[Opening Input section]

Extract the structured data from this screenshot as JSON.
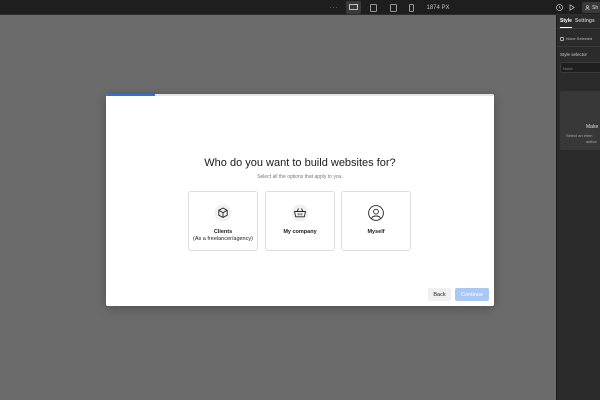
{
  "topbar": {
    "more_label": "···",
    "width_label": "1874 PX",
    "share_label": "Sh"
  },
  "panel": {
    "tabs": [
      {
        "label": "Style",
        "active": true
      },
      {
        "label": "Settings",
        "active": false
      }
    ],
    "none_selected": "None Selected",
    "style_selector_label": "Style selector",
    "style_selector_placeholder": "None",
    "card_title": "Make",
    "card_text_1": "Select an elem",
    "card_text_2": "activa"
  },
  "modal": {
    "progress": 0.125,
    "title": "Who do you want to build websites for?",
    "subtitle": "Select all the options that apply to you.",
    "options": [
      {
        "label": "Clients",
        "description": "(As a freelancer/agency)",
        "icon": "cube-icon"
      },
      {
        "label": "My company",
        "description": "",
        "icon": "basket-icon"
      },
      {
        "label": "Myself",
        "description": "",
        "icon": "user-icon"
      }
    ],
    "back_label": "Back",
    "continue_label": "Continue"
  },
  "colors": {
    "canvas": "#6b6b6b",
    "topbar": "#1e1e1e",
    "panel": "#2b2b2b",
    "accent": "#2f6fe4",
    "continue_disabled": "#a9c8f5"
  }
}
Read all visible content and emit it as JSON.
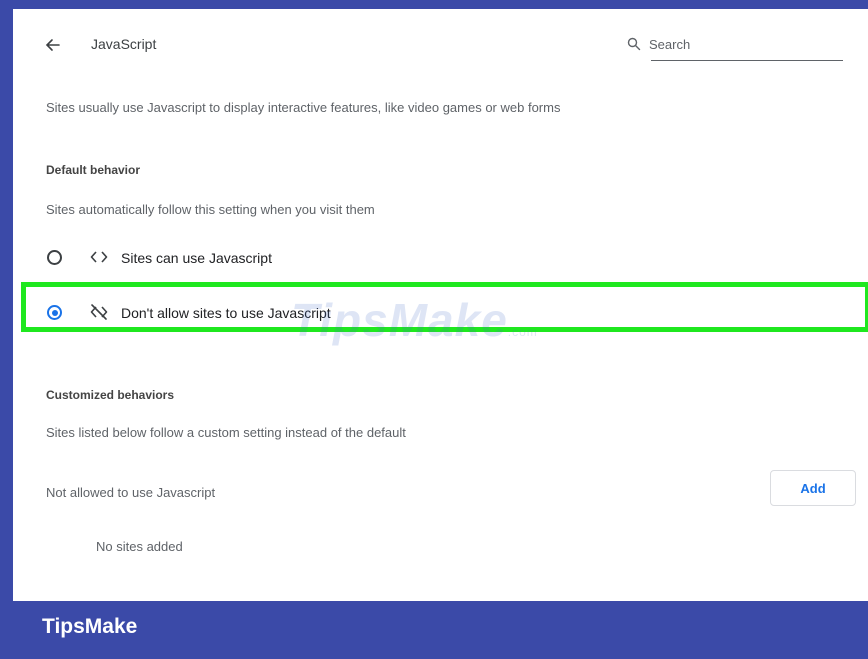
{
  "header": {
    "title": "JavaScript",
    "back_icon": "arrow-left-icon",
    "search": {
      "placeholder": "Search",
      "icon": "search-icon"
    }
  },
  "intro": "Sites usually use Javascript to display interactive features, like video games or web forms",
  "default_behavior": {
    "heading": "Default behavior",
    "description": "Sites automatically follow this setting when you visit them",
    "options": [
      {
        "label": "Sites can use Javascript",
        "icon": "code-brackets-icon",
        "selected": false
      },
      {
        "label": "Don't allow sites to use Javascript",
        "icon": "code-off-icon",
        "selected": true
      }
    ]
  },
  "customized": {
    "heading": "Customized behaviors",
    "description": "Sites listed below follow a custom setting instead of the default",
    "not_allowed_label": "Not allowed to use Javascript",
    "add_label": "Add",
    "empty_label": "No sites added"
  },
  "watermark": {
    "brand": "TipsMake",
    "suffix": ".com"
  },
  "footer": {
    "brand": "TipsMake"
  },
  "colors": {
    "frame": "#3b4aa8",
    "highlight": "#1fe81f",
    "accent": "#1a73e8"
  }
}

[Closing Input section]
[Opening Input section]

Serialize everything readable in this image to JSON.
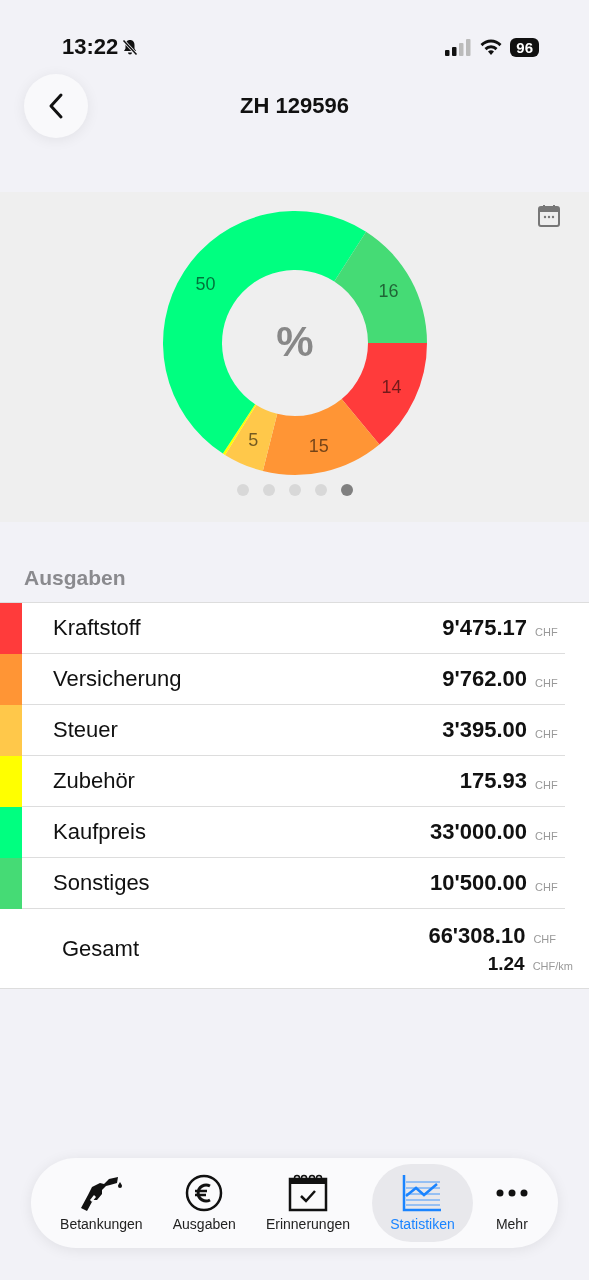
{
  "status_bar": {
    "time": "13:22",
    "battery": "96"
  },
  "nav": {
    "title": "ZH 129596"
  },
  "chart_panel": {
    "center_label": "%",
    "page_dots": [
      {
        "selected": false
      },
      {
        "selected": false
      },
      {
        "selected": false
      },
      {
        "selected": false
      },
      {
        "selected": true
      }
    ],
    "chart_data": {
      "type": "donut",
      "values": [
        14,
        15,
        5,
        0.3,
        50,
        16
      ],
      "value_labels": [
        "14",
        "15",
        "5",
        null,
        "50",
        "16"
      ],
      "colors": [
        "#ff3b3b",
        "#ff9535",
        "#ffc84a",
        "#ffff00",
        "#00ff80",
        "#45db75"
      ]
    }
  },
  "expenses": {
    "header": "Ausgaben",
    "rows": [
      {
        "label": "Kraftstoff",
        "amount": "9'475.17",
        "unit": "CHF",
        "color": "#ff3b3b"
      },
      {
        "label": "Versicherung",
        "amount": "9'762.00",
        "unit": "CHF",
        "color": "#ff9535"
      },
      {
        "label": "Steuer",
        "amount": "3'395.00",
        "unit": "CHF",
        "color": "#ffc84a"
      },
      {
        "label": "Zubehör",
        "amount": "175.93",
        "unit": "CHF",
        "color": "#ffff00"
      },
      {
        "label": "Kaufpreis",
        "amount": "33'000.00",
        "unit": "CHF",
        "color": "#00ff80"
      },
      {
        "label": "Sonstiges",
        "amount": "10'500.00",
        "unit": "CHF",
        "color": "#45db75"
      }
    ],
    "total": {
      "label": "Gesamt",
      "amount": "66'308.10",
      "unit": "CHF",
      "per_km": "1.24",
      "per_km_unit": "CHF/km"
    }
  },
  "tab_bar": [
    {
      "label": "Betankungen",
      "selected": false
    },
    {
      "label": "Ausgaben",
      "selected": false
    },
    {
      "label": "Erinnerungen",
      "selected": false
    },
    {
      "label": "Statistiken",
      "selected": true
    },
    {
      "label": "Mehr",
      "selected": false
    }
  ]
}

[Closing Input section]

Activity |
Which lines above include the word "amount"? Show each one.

Task solution |
        "amount": "9'475.17",
        "amount": "9'762.00",
        "amount": "3'395.00",
        "amount": "175.93",
        "amount": "33'000.00",
        "amount": "10'500.00",
      "amount": "66'308.10",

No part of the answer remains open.